  1. As a contaminant plume will generally develop more rapidly from liquid than solid wastes, the monitoring data needed to measure the performance of a liquid waste disposal facility may be collected relatively quickly. The technical, administrative and financial concerns associated with long-term monitoring of a solid waste disposal facility are greater.
  2. Contingency measures for a liquid waste disposal facility include shutting off the waste discharge and providing pre-treatment for the effluent. Such relatively simple contingency measures are probably impractical for a solid waste disposal facility.

4.4 Adjacent land use

The use of land adjacent to a disposal facility, in addition to those uses associated with water supplies, can be affected by liquid or gaseous contaminants transported by the groundwater or moving through the unsaturated zone in the subsurface. The protection of these uses is also the responsibility of the Ministry. This is addressed in Guideline D-4 (formerly 07-07) "Land Use On or Near Landfills and Dumps."
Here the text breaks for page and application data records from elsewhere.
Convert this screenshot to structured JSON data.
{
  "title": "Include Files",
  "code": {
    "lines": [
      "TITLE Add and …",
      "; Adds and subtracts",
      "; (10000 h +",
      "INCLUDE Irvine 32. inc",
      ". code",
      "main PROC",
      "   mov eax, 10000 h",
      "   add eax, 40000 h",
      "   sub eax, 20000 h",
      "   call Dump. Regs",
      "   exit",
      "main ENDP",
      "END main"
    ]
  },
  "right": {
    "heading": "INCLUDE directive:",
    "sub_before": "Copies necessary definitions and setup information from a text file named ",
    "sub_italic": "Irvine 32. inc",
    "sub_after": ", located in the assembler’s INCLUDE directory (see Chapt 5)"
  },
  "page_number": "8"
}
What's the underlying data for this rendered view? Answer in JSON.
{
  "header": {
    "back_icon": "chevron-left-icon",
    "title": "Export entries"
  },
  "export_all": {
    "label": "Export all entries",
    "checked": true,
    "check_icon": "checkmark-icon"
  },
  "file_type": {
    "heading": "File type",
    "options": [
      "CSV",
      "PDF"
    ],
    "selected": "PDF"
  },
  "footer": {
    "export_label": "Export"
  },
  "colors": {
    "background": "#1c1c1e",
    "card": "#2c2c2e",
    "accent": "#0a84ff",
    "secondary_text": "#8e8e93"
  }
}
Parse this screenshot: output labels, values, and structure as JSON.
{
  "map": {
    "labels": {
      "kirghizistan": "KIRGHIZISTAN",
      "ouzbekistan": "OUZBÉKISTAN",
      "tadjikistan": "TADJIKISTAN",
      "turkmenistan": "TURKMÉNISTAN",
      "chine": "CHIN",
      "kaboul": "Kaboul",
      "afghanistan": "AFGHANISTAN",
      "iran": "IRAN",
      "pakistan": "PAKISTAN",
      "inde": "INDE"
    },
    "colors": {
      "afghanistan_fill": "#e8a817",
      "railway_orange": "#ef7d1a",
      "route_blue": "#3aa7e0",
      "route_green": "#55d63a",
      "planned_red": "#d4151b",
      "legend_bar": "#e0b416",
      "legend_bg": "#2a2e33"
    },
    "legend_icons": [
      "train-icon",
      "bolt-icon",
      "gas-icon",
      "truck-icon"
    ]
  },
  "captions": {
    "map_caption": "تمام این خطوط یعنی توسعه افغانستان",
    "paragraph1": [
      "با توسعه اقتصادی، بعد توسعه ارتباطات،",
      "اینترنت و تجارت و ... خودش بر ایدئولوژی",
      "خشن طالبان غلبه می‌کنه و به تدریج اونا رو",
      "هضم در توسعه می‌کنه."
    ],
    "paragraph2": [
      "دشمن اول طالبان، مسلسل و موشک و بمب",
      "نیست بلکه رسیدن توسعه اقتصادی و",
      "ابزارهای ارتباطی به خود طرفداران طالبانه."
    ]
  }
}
5. Environments unsuitable for waste disposal

The Ministry may not support proposals for facilities for the disposal of waste in the following environments:

5.1 No appreciable attenuation can be provided

A disposal facility may not be supported in a location where no appreciable attenuation can be provided in the subsurface and an excessive amount of the attenuation required for acceptable discharge must be provided by dilution in surface waters. The impact on surface water by contaminants carried from a disposal site by the groundwater will almost always be undetectable. However, unacceptable circumstances might exist where the subsurface travel time for contaminants is very short and the time for the degradation of the easily biodegradable organic contaminants is inadequate to substantially reduce their concentrations.

5.2 Natural attenuation capacity is weak

A disposal facility may not be supported in a location where the ability of the natural environment to attenuate contaminants is weak, as in fractured rocks, and as compensation, a very large area is required for the attenuation of contaminants. For technical reasons, environments where this is necessary are generally quite expensive to evaluate and contingency plans in such environments are seldom practical.

5.3 The sub surface is suited for better use

A disposal facility may not be supported in a location where the subsurface beneath the facility is particularly suited for a better use. For example, waste disposal may not be supported in an esker of sand and gravel where the esker might be needed at some future date for the development of a water supply.

5.4 The consequences of failure are unacceptable

A disposal facility may not be supported in a location where the consequences of failure are unacceptable. For example, waste disposal may not be supported where failure and a resulting contaminant discharge might affect the sole source of a community water supply to an unacceptable degree.

6. Determination of contaminant limits and attenuation zones

The technical details necessary for the application of the reasonable use approach to proposed disposal sites, operating disposal sites, and disposal sites requesting approval for expansion shall be found in Procedure B-7-1 "Determination of Contaminant Limits and Attenuation Zones." In this document, guidance is provided for:

  1. determining quantitatively the acceptable levels of various contaminants originating in disposal sites and impinging on adjacent properties; and
  2. assessing the suitability of a contaminant attenuation zone, and the limits of a disposal site.